In 2002, Lou Piniella guided the Mariners to a 93-69 record. It was the team’s seventh winning season under Piniella since he took over in Seattle in 1993. But Seattle is 2,530 miles from Tampa Bay, which was home for Piniella. His father was ill, and he needed to be there.

“I’d been in Seattle 10 years,” Piniella said Tuesday from his Tampa, Fla., home. “I needed to get home.”

He had one year left on his contract with the Mariners, but the team made a deal with the fledgling Rays, and let Piniella go home in exchange for outfielder Randy Winn and infielder Antonio Perez.

“Seattle allowed me to come here,” Piniella said. “Tampa Bay is where I had to go. That was fine with me. In Seattle, I was too far from home.”

It wasn’t the first time Piniella had ever been dealt. On Aug. 4, 1964, he was the player to be named later, completing a transaction between the Senators and Orioles, in which he went to Baltimore for Buster Narum. On March 10, 1966, Piniella was traded by the Orioles to the Indians for Cam Carreon. That October, he was selected in the 1968 expansion draft by the Seattle Pilots, then traded the following April to the Royals for John Gelnar and Steve Whitaker.His life changed Dec. 7, 1973, when the Royals sent him to the Yankees for Lindy McDaniel.

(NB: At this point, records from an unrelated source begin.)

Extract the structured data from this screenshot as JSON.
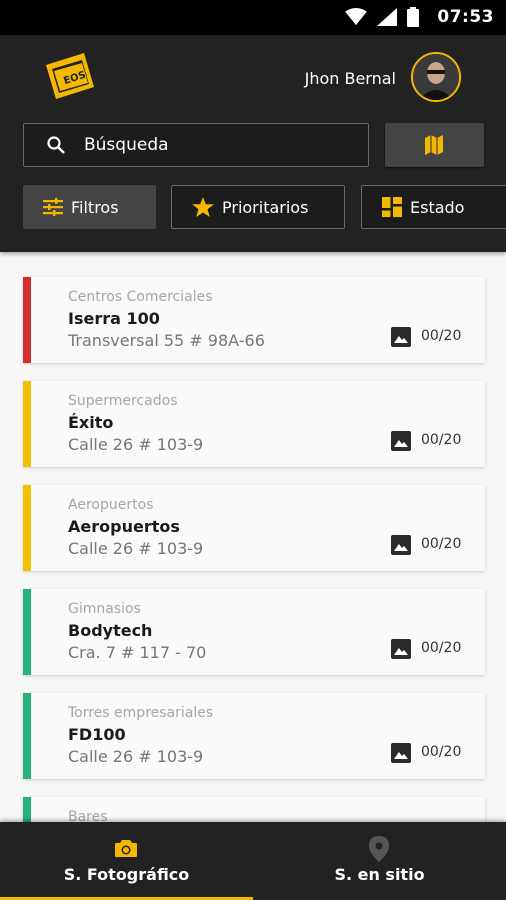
{
  "status_bar": {
    "time": "07:53"
  },
  "header": {
    "logo_text": "EOS",
    "user_name": "Jhon Bernal",
    "search": {
      "placeholder": "Búsqueda"
    },
    "filters": [
      {
        "label": "Filtros",
        "icon": "tune-icon"
      },
      {
        "label": "Prioritarios",
        "icon": "star-icon"
      },
      {
        "label": "Estado",
        "icon": "dashboard-icon"
      }
    ]
  },
  "colors": {
    "accent": "#f5b800",
    "red": "#d32f2f",
    "yellow": "#f5c000",
    "green": "#26b07a",
    "header_bg": "#222222"
  },
  "list": {
    "items": [
      {
        "category": "Centros Comerciales",
        "name": "Iserra 100",
        "address": "Transversal 55 # 98A-66",
        "count": "00/20",
        "status_color": "#d32f2f"
      },
      {
        "category": "Supermercados",
        "name": "Éxito",
        "address": "Calle 26 # 103-9",
        "count": "00/20",
        "status_color": "#f5c000"
      },
      {
        "category": "Aeropuertos",
        "name": "Aeropuertos",
        "address": "Calle 26 # 103-9",
        "count": "00/20",
        "status_color": "#f5c000"
      },
      {
        "category": "Gimnasios",
        "name": "Bodytech",
        "address": "Cra. 7 # 117 - 70",
        "count": "00/20",
        "status_color": "#26b07a"
      },
      {
        "category": "Torres empresariales",
        "name": "FD100",
        "address": "Calle 26 # 103-9",
        "count": "00/20",
        "status_color": "#26b07a"
      },
      {
        "category": "Bares",
        "name": "",
        "address": "",
        "count": "",
        "status_color": "#26b07a"
      }
    ]
  },
  "bottom_nav": {
    "tabs": [
      {
        "label": "S. Fotográfico",
        "icon": "camera-icon",
        "active": true
      },
      {
        "label": "S. en sitio",
        "icon": "location-pin-icon",
        "active": false
      }
    ]
  }
}
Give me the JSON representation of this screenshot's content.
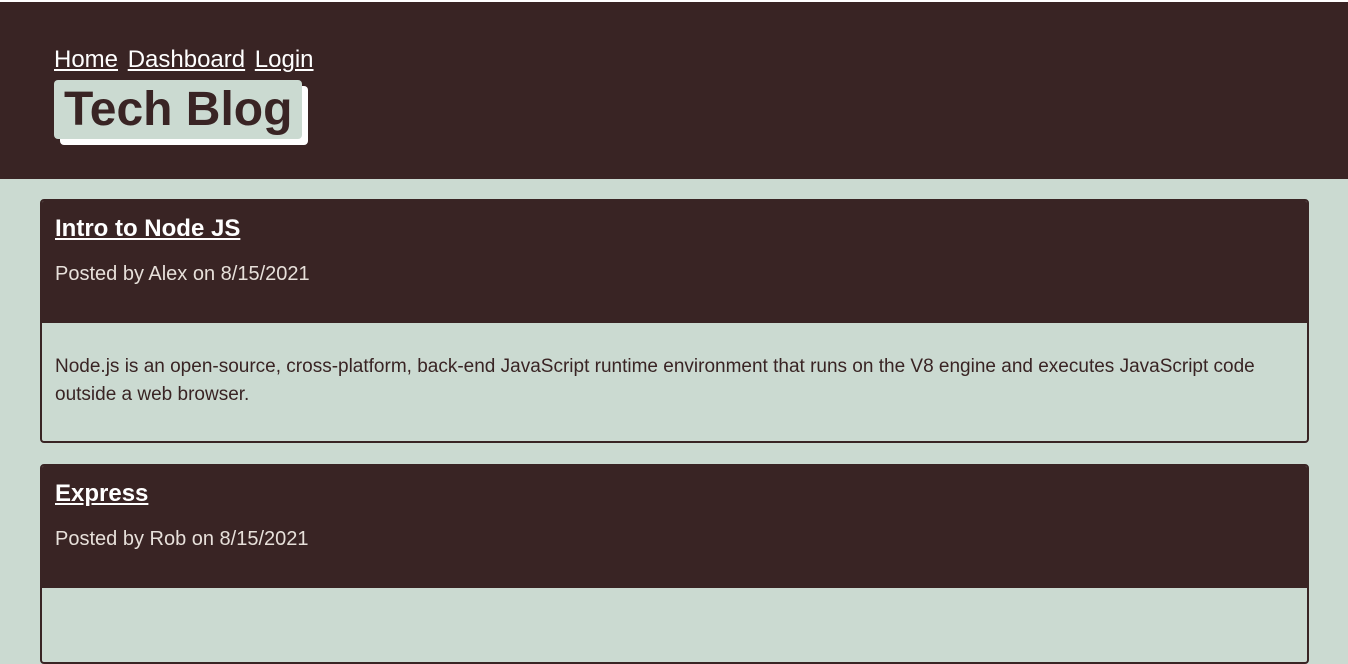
{
  "header": {
    "nav": [
      {
        "label": "Home"
      },
      {
        "label": "Dashboard"
      },
      {
        "label": "Login"
      }
    ],
    "brand_title": "Tech Blog"
  },
  "posts": [
    {
      "title": "Intro to Node JS",
      "meta": "Posted by Alex on 8/15/2021",
      "body": "Node.js is an open-source, cross-platform, back-end JavaScript runtime environment that runs on the V8 engine and executes JavaScript code outside a web browser."
    },
    {
      "title": "Express",
      "meta": "Posted by Rob on 8/15/2021",
      "body": ""
    }
  ],
  "colors": {
    "header_background": "#392424",
    "page_background": "#cbdad1",
    "link_text": "#ffffff"
  }
}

“That’s the best thing that ever happened to me,” Piniella said. “It’s the biggest break I ever got in my career. I played in Kansas City five years and got traded to New York. When I first learned about the trade, I actualy cried. I was living in Kansas City and we had a young team and we were close knit.

“I spent the next 17 years of my life in the Yankee organization and was able to play with some really great players,” he said.

Piniella was not the first manager to be “traded.” In 1960, Cubs owner Phillip K. Wrigley switched his manager, Charlie Grimm, for announcer Lou Boudreau, who was with the team’s flagship station, WGN. At the end of the season, Wrigley traded Boudreau back to WGN for Grimm, who wasn’t reinstated but became part of the infamous “college of coaches.”

In November 1976, the Pirates dealt catcher Manny Sanguillen to the Athletics for $100,000 and their manager, Chuck Tanner.

This also wasn’t the first time Piniella put his family first. In 2010, he decided to retire from managing and leave the Cubs in August so he could return to Tampa to take care of his mother. She has good days and bad days, Piniella said Tuesday, but is doing well.

“I asked to come home,” Piniella said of the Mariners-Rays deal. “I asked to get closer to home and had a year left on my contract and Seattle wasn’t interested in letting me go and, at the same time, they understood my situation. They said, ‘All right, if you want to go home, then Tampa Bay is where you’re going.’ That was fine with me.”

With manager Ozzie Guillen’s abrupt exit from the White Sox Monday night and possible move to the Marlins, Piniella’s switch is talked about again.

“It’s a unique thing when you get traded,” Piniella said. “I spent three years in Tampa Bay and enjoyed it. I was told when I came here we would increase the payroll. I said, if they gave me a payroll of $45 to $50 million, we could win. Unfortunately, we never got over $24 million. I got sort of beat up a little bit. It was a learning experience.”

In three years with the Rays, Piniella compiled a .412 winning percentage (200-285).

He watched some of Guillen’s news conference on Monday.

“For Ozzie, it’s a new start if it happens,” Piniella said. “They have a new ballpark in Miami. Ozzie is very familiar with that organization because he was there as a coach. My understanding and talking to baseball people, the owner, Jeff Loria, likes him a lot.”

— Carrie Muskat

9/26 Cubs lineup

It’s Kids Day for the Cubs as Mike Quade starts young players, although he’s keeping Carlos Pena in the mix. Pena has a chance at 30 homers this season, and with a lefty in the season finale, Monday and Tuesday may be his best chances. Starlin Castro is batting third — a preview of things to come? Steve Clevenger will be making his Major League debut, catching Casey Coleman. Here’s the lineup:

CF Campana

2B Barney

SS Castro

1B Pena

LF LaHair

C Clevenger

3B LeMahieu

RF Colvin

P Coleman

— Carrie Muskat